A few weeks ago Stanley Fish wrote this in his column Think Again:
Renunciation of a position you no longer hold and now consider to be profoundly in error may be helpful to your psychological health. Renouncing a group from which you have broken away may serve the useful purpose of warning others away from the dangers you have now escaped. Denouncing is a bit different. Usually we denounce our opponents, not our friends or associates or loved ones (unless we are living in a totalitarian state where denunciations are offered as proof of loyalty). So it seems overly dramatic to denounce a supporter because he or she has uttered an opinion you find distasteful. Better to say something mild and nuanced – I don’t agree with that, but I’m not going to turn my back on someone because of a few unfortunate remarks – and get on with the real business at hand. That is what Obama did in his justly praised speech.
These days Obama has shifted gears. Certainly, Wright has said some um..unfortunate things in the last few days. Today’s NY Times editorial says it all:
In the last few days, in a series of shocking appearances, he embraced the Rev. Louis Farrakhan’s anti-Semitism. He said the government manufactured the AIDS virus to kill blacks. He suggested that America was guilty of “terrorism” and so had brought the 9/11 attacks on itself.
The first two claims caused me to raise my eyebrows, the last claim is pretty boring at this point.
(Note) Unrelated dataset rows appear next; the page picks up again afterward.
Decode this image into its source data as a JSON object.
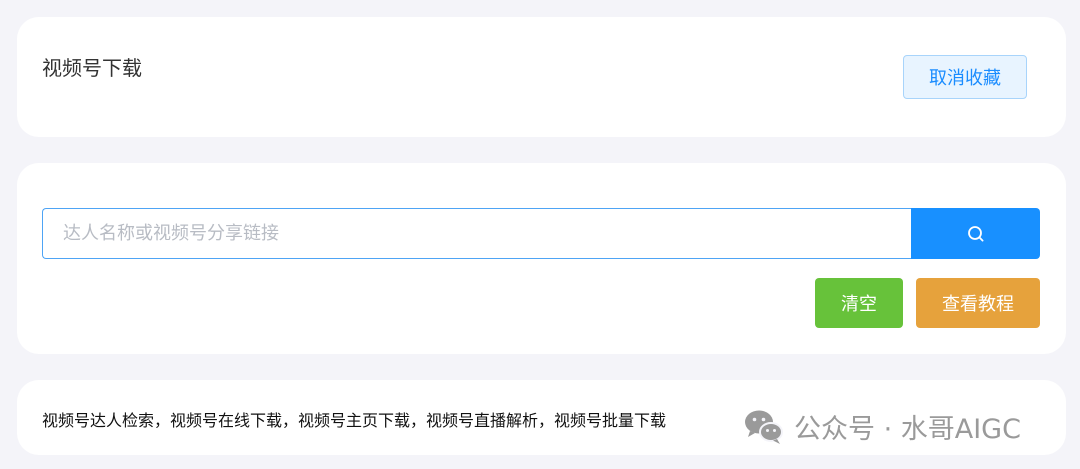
{
  "header": {
    "title": "视频号下载",
    "unfavorite_label": "取消收藏"
  },
  "search": {
    "placeholder": "达人名称或视频号分享链接",
    "value": "",
    "icon": "search-icon"
  },
  "actions": {
    "clear_label": "清空",
    "tutorial_label": "查看教程"
  },
  "description": {
    "text": "视频号达人检索，视频号在线下载，视频号主页下载，视频号直播解析，视频号批量下载"
  },
  "watermark": {
    "text": "公众号 · 水哥AIGC",
    "icon": "wechat-icon"
  },
  "colors": {
    "primary": "#1890ff",
    "success": "#67c23a",
    "warning": "#e6a23c",
    "background": "#f4f4f9"
  }
}
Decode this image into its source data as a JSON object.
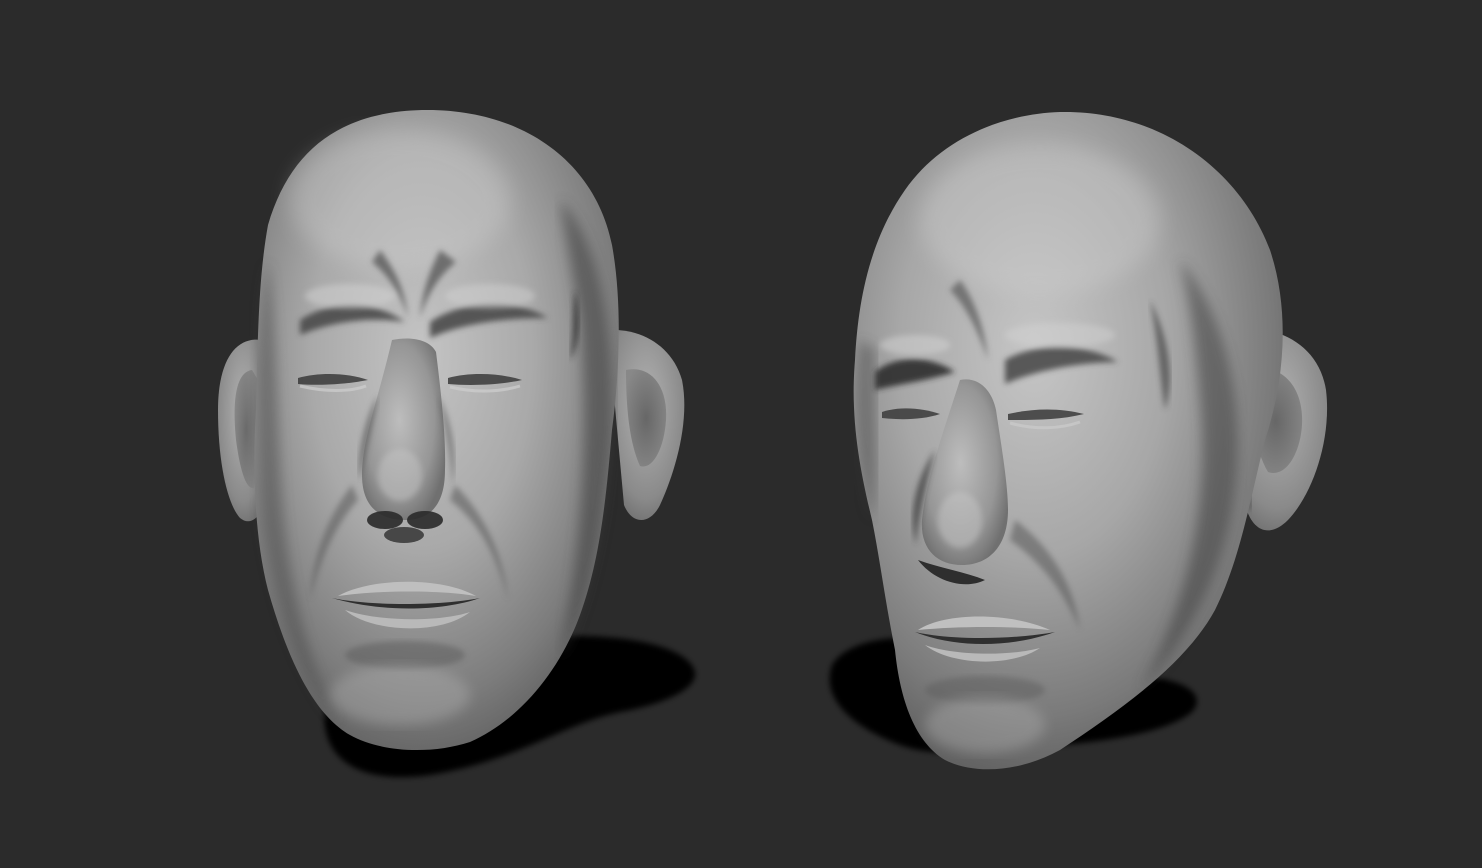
{
  "scene": {
    "background_color": "#2b2b2b",
    "clay_color": "#9a9a9a",
    "shadow_color": "#050505",
    "models": [
      {
        "view": "front"
      },
      {
        "view": "three-quarter"
      }
    ]
  }
}
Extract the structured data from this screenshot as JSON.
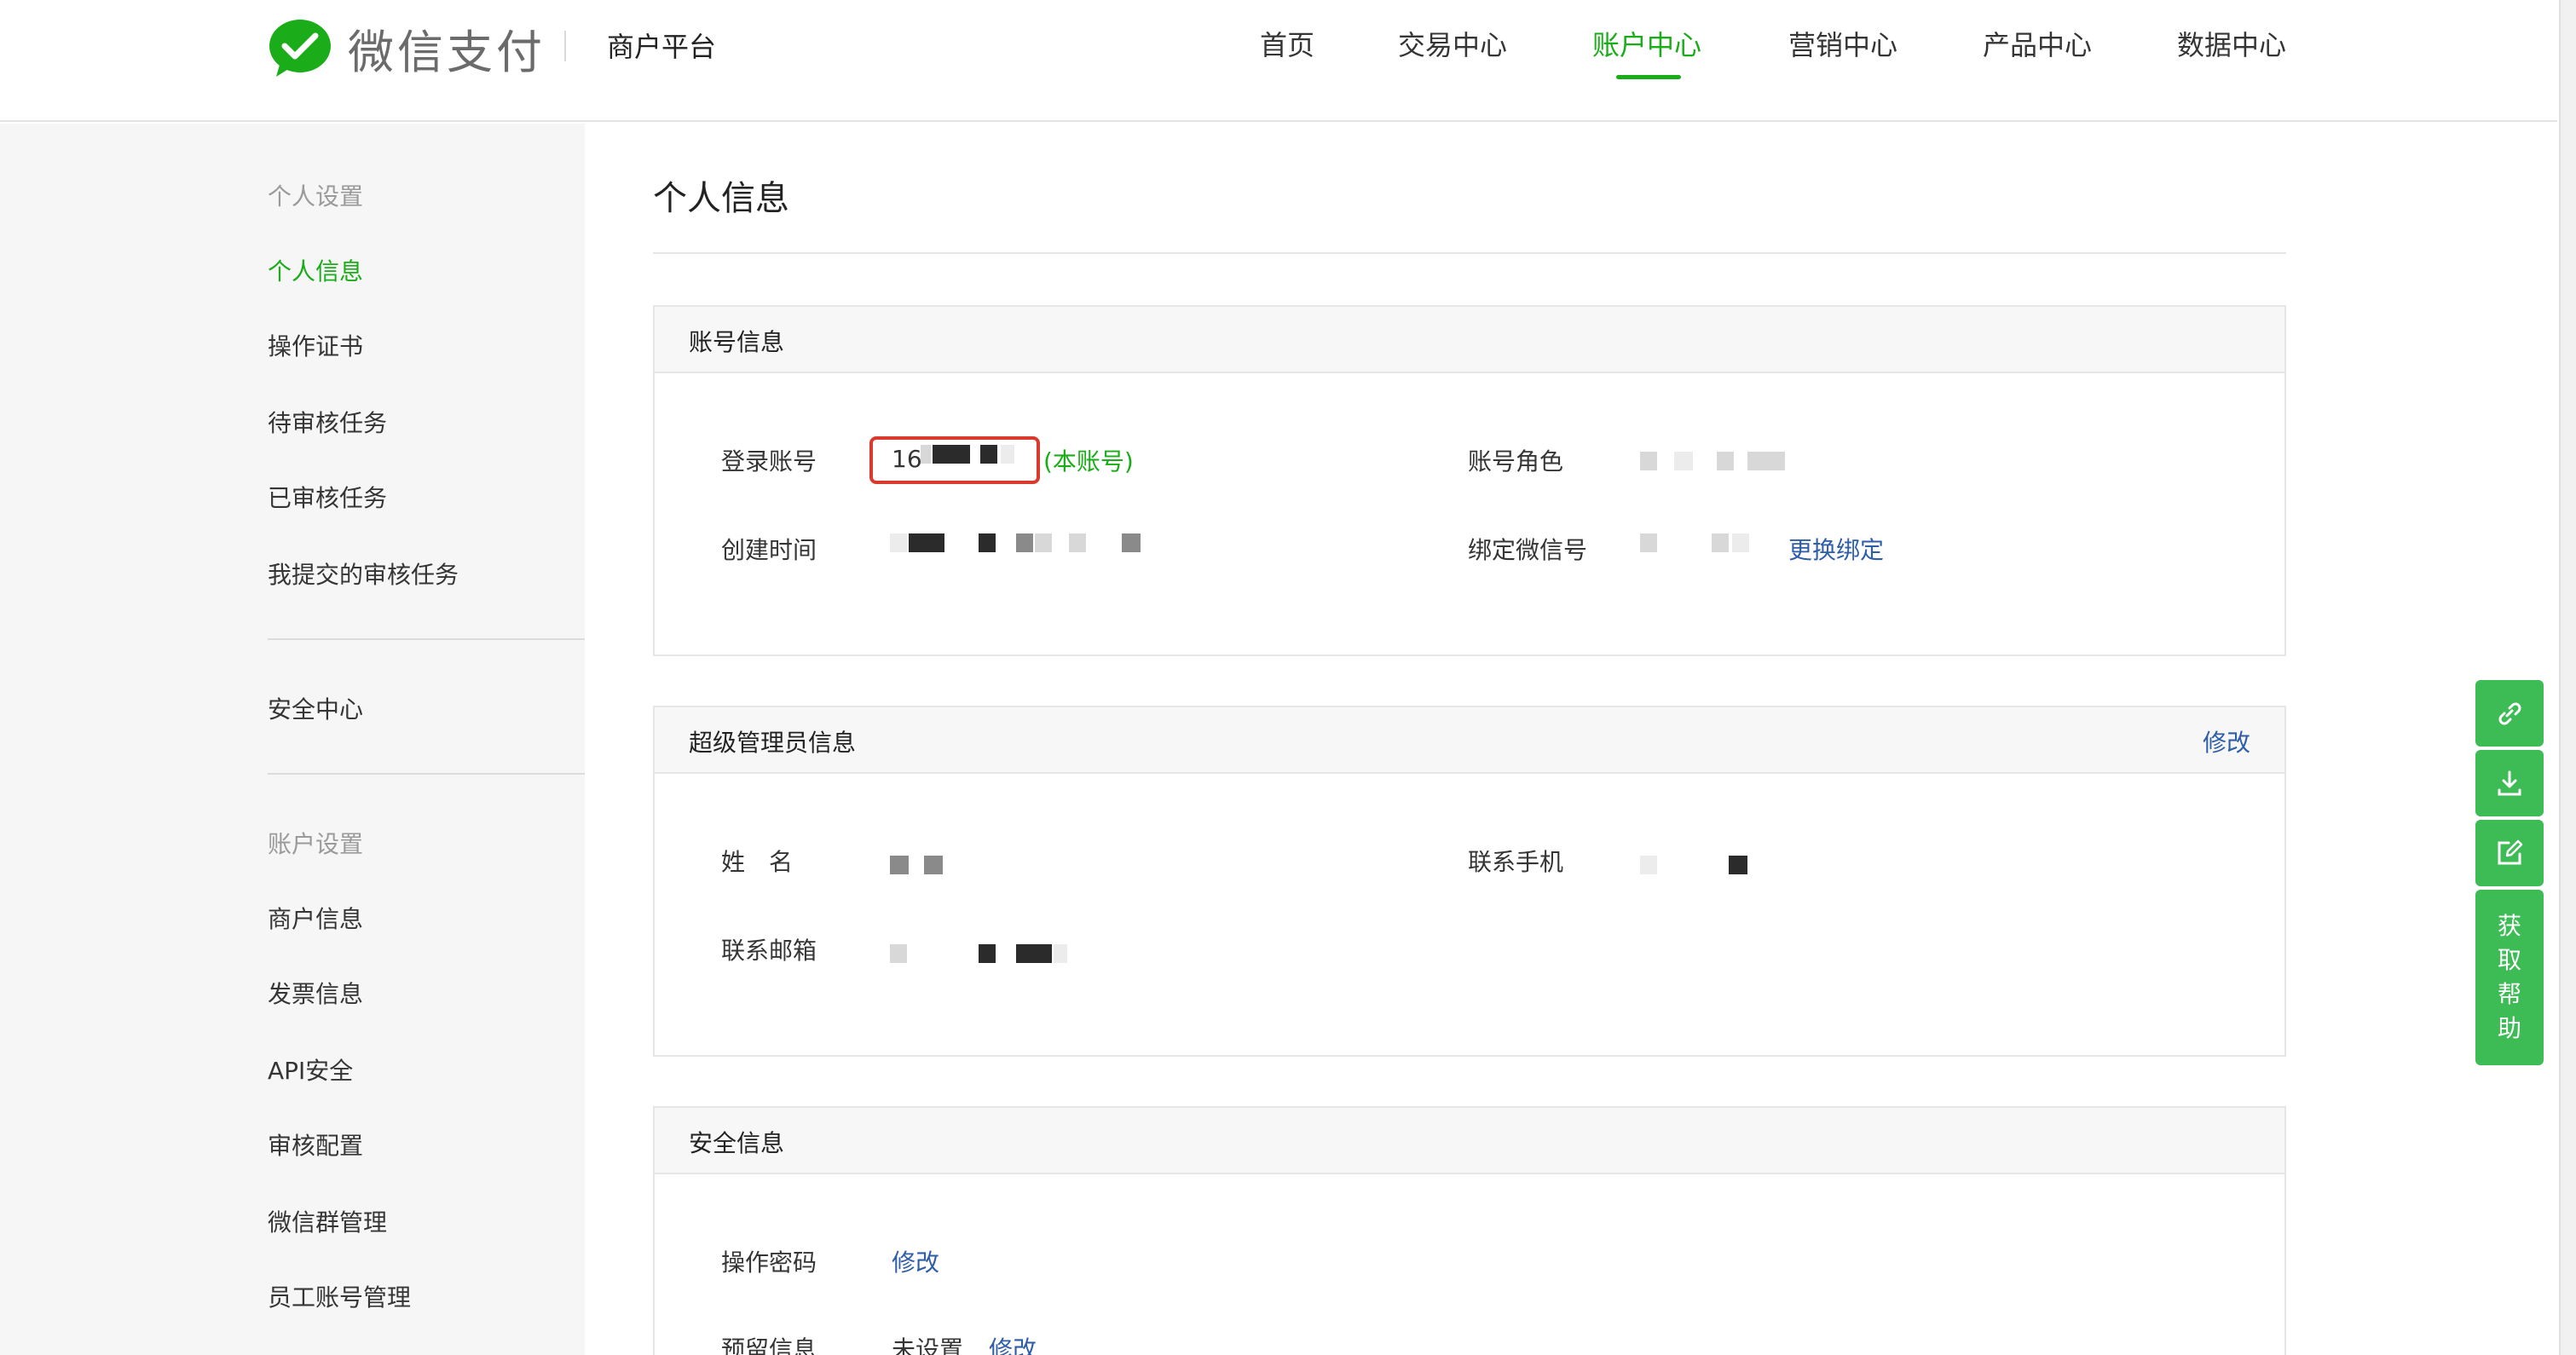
{
  "header": {
    "logo_text": "微信支付",
    "platform": "商户平台",
    "nav": [
      {
        "label": "首页",
        "active": false
      },
      {
        "label": "交易中心",
        "active": false
      },
      {
        "label": "账户中心",
        "active": true
      },
      {
        "label": "营销中心",
        "active": false
      },
      {
        "label": "产品中心",
        "active": false
      },
      {
        "label": "数据中心",
        "active": false
      }
    ]
  },
  "sidebar": {
    "group_personal": "个人设置",
    "personal_items": [
      "个人信息",
      "操作证书",
      "待审核任务",
      "已审核任务",
      "我提交的审核任务"
    ],
    "security": "安全中心",
    "group_account": "账户设置",
    "account_items": [
      "商户信息",
      "发票信息",
      "API安全",
      "审核配置",
      "微信群管理",
      "员工账号管理"
    ]
  },
  "main": {
    "title": "个人信息",
    "account_card": {
      "title": "账号信息",
      "login_label": "登录账号",
      "login_value": "16",
      "login_note": "(本账号)",
      "role_label": "账号角色",
      "created_label": "创建时间",
      "wechat_label": "绑定微信号",
      "rebind_link": "更换绑定"
    },
    "admin_card": {
      "title": "超级管理员信息",
      "edit_link": "修改",
      "name_label": "姓　名",
      "phone_label": "联系手机",
      "email_label": "联系邮箱"
    },
    "security_card": {
      "title": "安全信息",
      "password_label": "操作密码",
      "password_link": "修改",
      "reserved_label": "预留信息",
      "reserved_value": "未设置",
      "reserved_link": "修改"
    }
  },
  "float_tools": {
    "help_chars": [
      "获",
      "取",
      "帮",
      "助"
    ]
  },
  "colors": {
    "brand_green": "#1aad19",
    "link_blue": "#2f5ea8",
    "highlight_red": "#d93a2b",
    "float_green": "#3dbb55"
  }
}
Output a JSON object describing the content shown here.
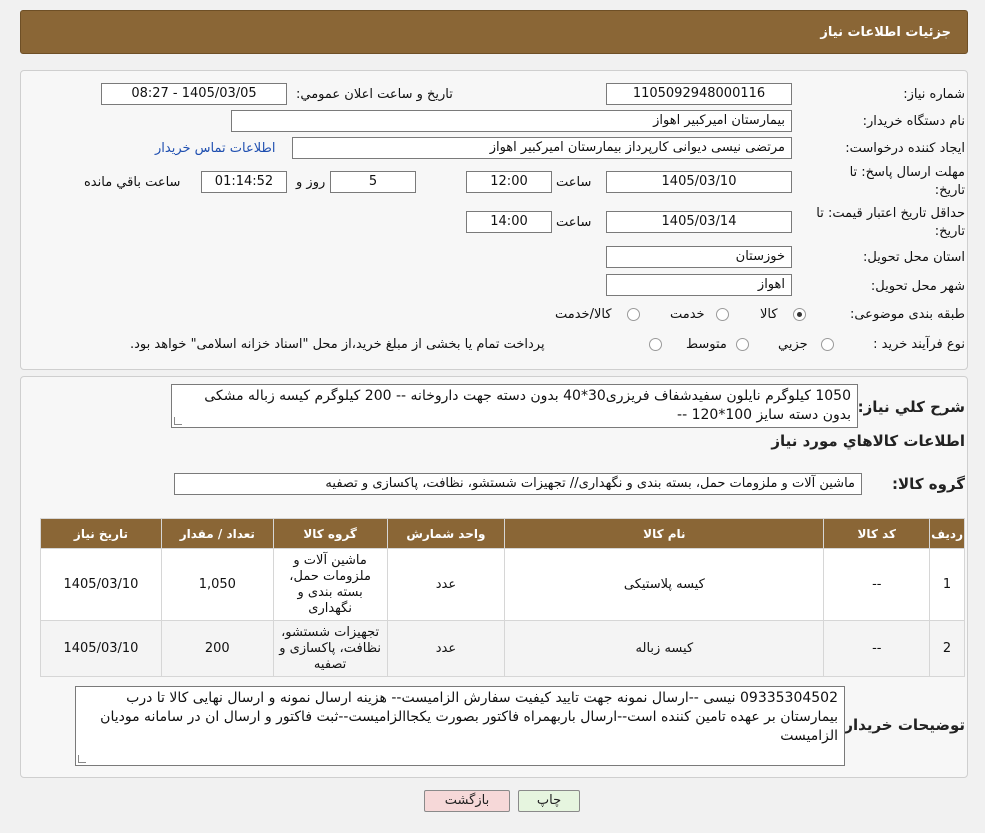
{
  "header": {
    "title": "جزئیات اطلاعات نیاز"
  },
  "form": {
    "need_number_label": "شماره نیاز:",
    "need_number": "1105092948000116",
    "announce_label": "تاریخ و ساعت اعلان عمومي:",
    "announce_value": "1405/03/05 - 08:27",
    "buyer_label": "نام دستگاه خريدار:",
    "buyer_value": "بیمارستان امیرکبیر اهواز",
    "creator_label": "ايجاد کننده درخواست:",
    "creator_value": "مرتضی نیسی دیوانی کارپرداز بیمارستان امیرکبیر اهواز",
    "contact_link": "اطلاعات تماس خريدار",
    "deadline_label_1": "مهلت ارسال پاسخ: تا",
    "deadline_label_2": "تاريخ:",
    "deadline_date": "1405/03/10",
    "time_label": "ساعت",
    "deadline_time": "12:00",
    "days_value": "5",
    "days_label": "روز و",
    "remaining_value": "01:14:52",
    "remaining_label": "ساعت باقي مانده",
    "validity_label_1": "حداقل تاريخ اعتبار قيمت: تا",
    "validity_label_2": "تاريخ:",
    "validity_date": "1405/03/14",
    "validity_time": "14:00",
    "province_label": "استان محل تحويل:",
    "province_value": "خوزستان",
    "city_label": "شهر محل تحويل:",
    "city_value": "اهواز",
    "category_label": "طبقه بندی موضوعی:",
    "category_options": [
      "کالا",
      "خدمت",
      "کالا/خدمت"
    ],
    "process_label": "نوع فرآيند خريد :",
    "process_options": [
      "جزیي",
      "متوسط"
    ],
    "process_note": "پرداخت تمام یا بخشی از مبلغ خرید،از محل \"اسناد خزانه اسلامی\" خواهد بود."
  },
  "summary": {
    "label": "شرح کلي نياز:",
    "text": "1050 کیلوگرم نایلون سفیدشفاف فریزری30*40 بدون دسته جهت داروخانه -- 200 کیلوگرم کیسه زباله مشکی بدون دسته سایز 100*120 --"
  },
  "goods": {
    "title": "اطلاعات کالاهاي مورد نياز",
    "group_label": "گروه کالا:",
    "group_value": "ماشین آلات و ملزومات حمل، بسته بندی و نگهداری// تجهیزات شستشو، نظافت، پاکسازی و تصفیه",
    "columns": [
      "رديف",
      "کد کالا",
      "نام کالا",
      "واحد شمارش",
      "گروه کالا",
      "تعداد / مقدار",
      "تاريخ نياز"
    ],
    "rows": [
      {
        "index": "1",
        "code": "--",
        "name": "کیسه پلاستیکی",
        "unit": "عدد",
        "group": "ماشین آلات و ملزومات حمل، بسته بندی و نگهداری",
        "qty": "1,050",
        "date": "1405/03/10"
      },
      {
        "index": "2",
        "code": "--",
        "name": "کیسه زباله",
        "unit": "عدد",
        "group": "تجهیزات شستشو، نظافت، پاکسازی و تصفیه",
        "qty": "200",
        "date": "1405/03/10"
      }
    ]
  },
  "buyer_notes": {
    "label": "توضيحات خريدار:",
    "text": "09335304502 نیسی --ارسال نمونه جهت تایید کیفیت سفارش الزامیست-- هزینه ارسال نمونه و ارسال نهایی کالا تا درب بیمارستان بر عهده تامین کننده است--ارسال باربهمراه فاکتور بصورت یکجاالزامیست--ثبت فاکتور و ارسال ان در سامانه مودیان الزامیست"
  },
  "buttons": {
    "print": "چاپ",
    "back": "بازگشت"
  },
  "colors": {
    "header_bg": "#8a6636",
    "link": "#1f4fb0",
    "back_btn": "#f6d8d8",
    "print_btn": "#e6f5df"
  }
}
Certainly, given the symbolism that 9/11 wields such a claim would make a slick politician like Obama rather nervous. Continue reading